Retyping the entire listing exactly is the task.

| Provided material |
┌────────

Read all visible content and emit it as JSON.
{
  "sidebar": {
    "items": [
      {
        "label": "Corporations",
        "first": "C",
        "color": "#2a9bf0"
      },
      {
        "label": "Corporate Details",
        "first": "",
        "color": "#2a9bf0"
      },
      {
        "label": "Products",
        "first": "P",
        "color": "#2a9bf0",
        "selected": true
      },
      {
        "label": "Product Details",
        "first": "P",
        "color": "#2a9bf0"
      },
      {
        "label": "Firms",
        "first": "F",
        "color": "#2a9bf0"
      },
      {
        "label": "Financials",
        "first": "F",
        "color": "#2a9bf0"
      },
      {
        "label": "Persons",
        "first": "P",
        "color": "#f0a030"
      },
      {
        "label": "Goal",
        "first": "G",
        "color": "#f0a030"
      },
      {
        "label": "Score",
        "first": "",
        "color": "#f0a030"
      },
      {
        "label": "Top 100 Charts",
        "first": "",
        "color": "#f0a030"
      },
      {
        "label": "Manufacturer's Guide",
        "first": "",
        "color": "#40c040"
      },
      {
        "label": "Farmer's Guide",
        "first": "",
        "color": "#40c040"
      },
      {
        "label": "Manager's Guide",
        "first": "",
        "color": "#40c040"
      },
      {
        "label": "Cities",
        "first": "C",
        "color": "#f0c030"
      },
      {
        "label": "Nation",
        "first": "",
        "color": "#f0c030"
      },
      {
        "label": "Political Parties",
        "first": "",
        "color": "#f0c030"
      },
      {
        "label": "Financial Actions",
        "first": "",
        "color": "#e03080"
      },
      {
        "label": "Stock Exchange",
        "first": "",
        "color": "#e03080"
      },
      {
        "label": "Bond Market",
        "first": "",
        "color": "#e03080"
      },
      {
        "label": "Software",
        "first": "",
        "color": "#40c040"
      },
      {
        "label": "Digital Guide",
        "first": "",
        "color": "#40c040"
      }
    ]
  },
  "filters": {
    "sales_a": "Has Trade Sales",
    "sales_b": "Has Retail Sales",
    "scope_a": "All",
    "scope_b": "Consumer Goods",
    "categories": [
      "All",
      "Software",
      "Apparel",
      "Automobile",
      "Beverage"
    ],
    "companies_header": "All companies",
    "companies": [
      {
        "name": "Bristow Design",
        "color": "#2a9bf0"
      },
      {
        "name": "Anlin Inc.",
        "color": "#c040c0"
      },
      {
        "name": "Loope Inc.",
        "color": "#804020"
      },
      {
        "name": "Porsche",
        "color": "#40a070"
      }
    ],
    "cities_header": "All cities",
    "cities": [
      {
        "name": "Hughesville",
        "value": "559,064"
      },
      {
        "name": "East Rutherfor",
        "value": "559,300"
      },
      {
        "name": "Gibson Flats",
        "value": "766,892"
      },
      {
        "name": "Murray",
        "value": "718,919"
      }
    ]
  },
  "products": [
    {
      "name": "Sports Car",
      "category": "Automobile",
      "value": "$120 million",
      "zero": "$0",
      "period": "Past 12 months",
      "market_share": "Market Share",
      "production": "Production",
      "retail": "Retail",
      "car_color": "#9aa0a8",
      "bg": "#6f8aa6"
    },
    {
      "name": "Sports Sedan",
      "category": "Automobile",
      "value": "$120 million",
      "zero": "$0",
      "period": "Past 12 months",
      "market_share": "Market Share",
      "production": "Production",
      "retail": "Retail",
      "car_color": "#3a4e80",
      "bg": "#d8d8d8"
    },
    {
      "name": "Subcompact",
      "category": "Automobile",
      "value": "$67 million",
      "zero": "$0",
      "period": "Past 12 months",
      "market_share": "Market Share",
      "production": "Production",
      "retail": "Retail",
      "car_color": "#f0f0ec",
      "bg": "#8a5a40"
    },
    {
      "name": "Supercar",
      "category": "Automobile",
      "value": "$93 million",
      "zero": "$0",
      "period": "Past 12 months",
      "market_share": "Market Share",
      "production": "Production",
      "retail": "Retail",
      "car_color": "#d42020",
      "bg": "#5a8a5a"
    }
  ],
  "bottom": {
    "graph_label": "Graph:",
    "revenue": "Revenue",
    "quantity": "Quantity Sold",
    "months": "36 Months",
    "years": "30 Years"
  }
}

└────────

| Answer space |
Read all visible content and emit it as JSON.
{
  "sidebar": {
    "items": [
      {
        "label": "Corporations",
        "first": "C",
        "color": "#2a9bf0"
      },
      {
        "label": "Corporate Details",
        "first": "",
        "color": "#2a9bf0"
      },
      {
        "label": "Products",
        "first": "P",
        "color": "#2a9bf0",
        "selected": true
      },
      {
        "label": "Product Details",
        "first": "P",
        "color": "#2a9bf0"
      },
      {
        "label": "Firms",
        "first": "F",
        "color": "#2a9bf0"
      },
      {
        "label": "Financials",
        "first": "F",
        "color": "#2a9bf0"
      },
      {
        "label": "Persons",
        "first": "P",
        "color": "#f0a030"
      },
      {
        "label": "Goal",
        "first": "G",
        "color": "#f0a030"
      },
      {
        "label": "Score",
        "first": "",
        "color": "#f0a030"
      },
      {
        "label": "Top 100 Charts",
        "first": "",
        "color": "#f0a030"
      },
      {
        "label": "Manufacturer's Guide",
        "first": "",
        "color": "#40c040"
      },
      {
        "label": "Farmer's Guide",
        "first": "",
        "color": "#40c040"
      },
      {
        "label": "Manager's Guide",
        "first": "",
        "color": "#40c040"
      },
      {
        "label": "Cities",
        "first": "C",
        "color": "#f0c030"
      },
      {
        "label": "Nation",
        "first": "",
        "color": "#f0c030"
      },
      {
        "label": "Political Parties",
        "first": "",
        "color": "#f0c030"
      },
      {
        "label": "Financial Actions",
        "first": "",
        "color": "#e03080"
      },
      {
        "label": "Stock Exchange",
        "first": "",
        "color": "#e03080"
      },
      {
        "label": "Bond Market",
        "first": "",
        "color": "#e03080"
      },
      {
        "label": "Software",
        "first": "",
        "color": "#40c040"
      },
      {
        "label": "Digital Guide",
        "first": "",
        "color": "#40c040"
      }
    ]
  },
  "filters": {
    "sales_a": "Has Trade Sales",
    "sales_b": "Has Retail Sales",
    "scope_a": "All",
    "scope_b": "Consumer Goods",
    "categories": [
      "All",
      "Software",
      "Apparel",
      "Automobile",
      "Beverage"
    ],
    "companies_header": "All companies",
    "companies": [
      {
        "name": "Bristow Design",
        "color": "#2a9bf0"
      },
      {
        "name": "Anlin Inc.",
        "color": "#c040c0"
      },
      {
        "name": "Loope Inc.",
        "color": "#804020"
      },
      {
        "name": "Porsche",
        "color": "#40a070"
      }
    ],
    "cities_header": "All cities",
    "cities": [
      {
        "name": "Hughesville",
        "value": "559,064"
      },
      {
        "name": "East Rutherfor",
        "value": "559,300"
      },
      {
        "name": "Gibson Flats",
        "value": "766,892"
      },
      {
        "name": "Murray",
        "value": "718,919"
      }
    ]
  },
  "products": [
    {
      "name": "Sports Car",
      "category": "Automobile",
      "value": "$120 million",
      "zero": "$0",
      "period": "Past 12 months",
      "market_share": "Market Share",
      "production": "Production",
      "retail": "Retail",
      "car_color": "#9aa0a8",
      "bg": "#6f8aa6"
    },
    {
      "name": "Sports Sedan",
      "category": "Automobile",
      "value": "$120 million",
      "zero": "$0",
      "period": "Past 12 months",
      "market_share": "Market Share",
      "production": "Production",
      "retail": "Retail",
      "car_color": "#3a4e80",
      "bg": "#d8d8d8"
    },
    {
      "name": "Subcompact",
      "category": "Automobile",
      "value": "$67 million",
      "zero": "$0",
      "period": "Past 12 months",
      "market_share": "Market Share",
      "production": "Production",
      "retail": "Retail",
      "car_color": "#f0f0ec",
      "bg": "#8a5a40"
    },
    {
      "name": "Supercar",
      "category": "Automobile",
      "value": "$93 million",
      "zero": "$0",
      "period": "Past 12 months",
      "market_share": "Market Share",
      "production": "Production",
      "retail": "Retail",
      "car_color": "#d42020",
      "bg": "#5a8a5a"
    }
  ],
  "bottom": {
    "graph_label": "Graph:",
    "revenue": "Revenue",
    "quantity": "Quantity Sold",
    "months": "36 Months",
    "years": "30 Years"
  }
}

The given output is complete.